'I breast-fed my twins for about five months after they were born, and I’m not used to being away from them. It’s very hard. I’m missing them so much.‘I thought it was hard in hospital, but it is so much harder now because I can see them but I know I cannot touch them or cuddle them or go near them.‘I can’t cuddle anybody at the moment, and it’s heartbreaking. ‘I have to navigate around the house while keeping a safe distance from my children.‘We are a very close family and three weeks seems like such a long time, but it will be worth it.’ It is Mrs Day’s second battle with cancer.

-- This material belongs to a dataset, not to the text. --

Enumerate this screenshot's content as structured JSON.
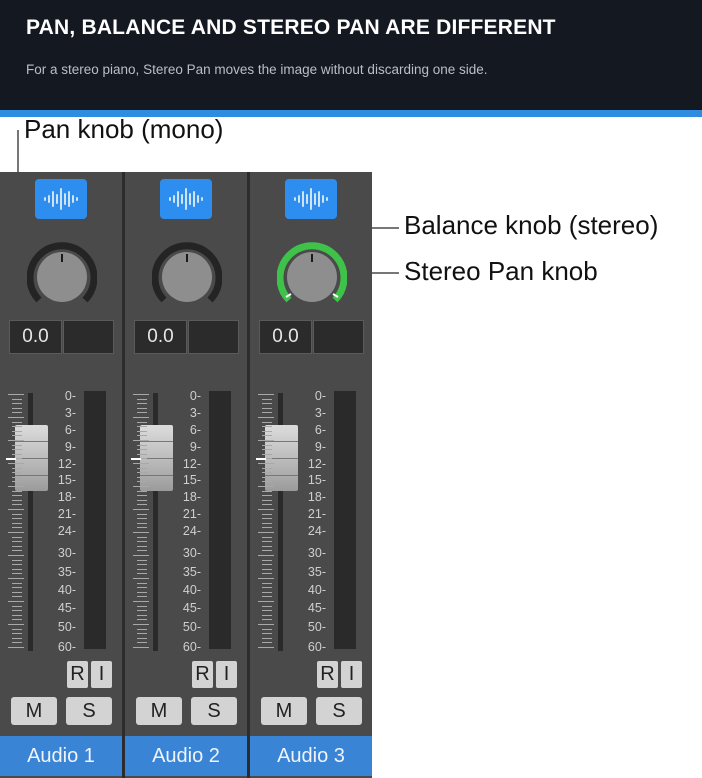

She overcame leukaemia as a child.
Strong: Emma Day has been taking high doses of iodine in her battle against the disease but as a result she must stay at least a metre away from her children for the next three weeks
Happy: Emma Day and her husband Jon with their eldest daughter on their wedding day in 2001
Fighter: This is the second time that Emma pictured with her husband and daughter on her wedding day has battled cancer, after she was diagnosed with leukaemia as a child
Torment: Emma Day is battling thyoid cancer and has been given radioactive iodine as part of her treatment. She will be radioactive for the next three weeks and must maintain a one metre exclusion zone from her six-year-old daughter and one-year-old twins (pictured with husband John) at all times
She was diagnosed with thyroid cancer in January after seeing a doctor for a lump in her throat. She initially thought she had a swollen gland, but doctors at Gloucestershire Royal Hospital soon realised the growth was cancerous after an operation to remove half of the lump.For her particular type of cancer, patients receive radioactive iodine treatment – a form of internal radiotherapy. The treatment involves a radioactive form of the element called iodine 131, administered as a drink or capsule, which circulates throughout the body in the bloodstream. Thyroid cancer cells pick up the iodine wherever they are in the body, and the radiation kills them. Other cells are left unaffected, because only thyroid cells take up the iodine.
Tough: Emma Day must stay at least a metre away from her three children for the next three weeks
She says that being home with her family in Cheltenham - but unable to go near them - is in some ways worse than when she was on her own in hospital
While she was in an isolation unit in Cheltenham General Hospital, staff were not allowed to go within three metres of her for five days
The treatment rendered Mrs Day so radioactive that anything she touched in hospital has been thrown away.While the powerful treatment is also dangerous to the patient, the risk from the cancer itself is judged to be greater.The mother of three, from Cheltenham, said the thought of holding her children in her arms again has given her the courage to go on.She said that, during her time in hospital isolation, she received support from dozens of people who followed her online blog and kept in touch with her via phone. ‘I have had so much support – it’s amazing,’ she said. ‘Now I just can’t wait to get back to normal and hug and kiss my children again.’
Emma's husband John has now taken a month off work to care for their three children. She said: 'I can't cuddle anybody at the moment, and it's heartbreaking. I have to navigate around the house while keeping a safe distance from my children'
HOW DOES TREATMENT FOR THYROID CANCER CAUSE RADIOACTIVITY?
Radioactive iodine treatment is a type of internal radiotherapy. The treatment uses a radioactive form of iodine called iodine 131 (I-131). The radioactive iodine circulates throughout the body in the bloodstream. Thyroid cancer cells pick up the iodine wherever they are in the body. The radiation in the iodine then kills the cancer cells.Radioactive iodine is a targeted treatment. It doesn't affect other body cells, because only thyroid cells take up the iodine.The treatment is usually administered as a drink or capsule. Patients having radioactive iodine treatment in hospital are looked after in a single room until their radiation levels have fallen again.
Radioactive iodine treatment is a type of internal radiotherapy, administered as a capsule or drink
The treatment causes the patient to be slightly radioactive for a few days, so time spent with staff and visitors is minimal.Sweat and urine also become radioactive, so bedsheets are changed every day and patients have to flush the loo more than once.
Pregnant women and young children will not be allowed to visit.
Even 12 weeks after treatment, patients who have had radiactive idodine therapy may set off
radiation alarms at airports.
- 2013/05/28(火) 11:40:22|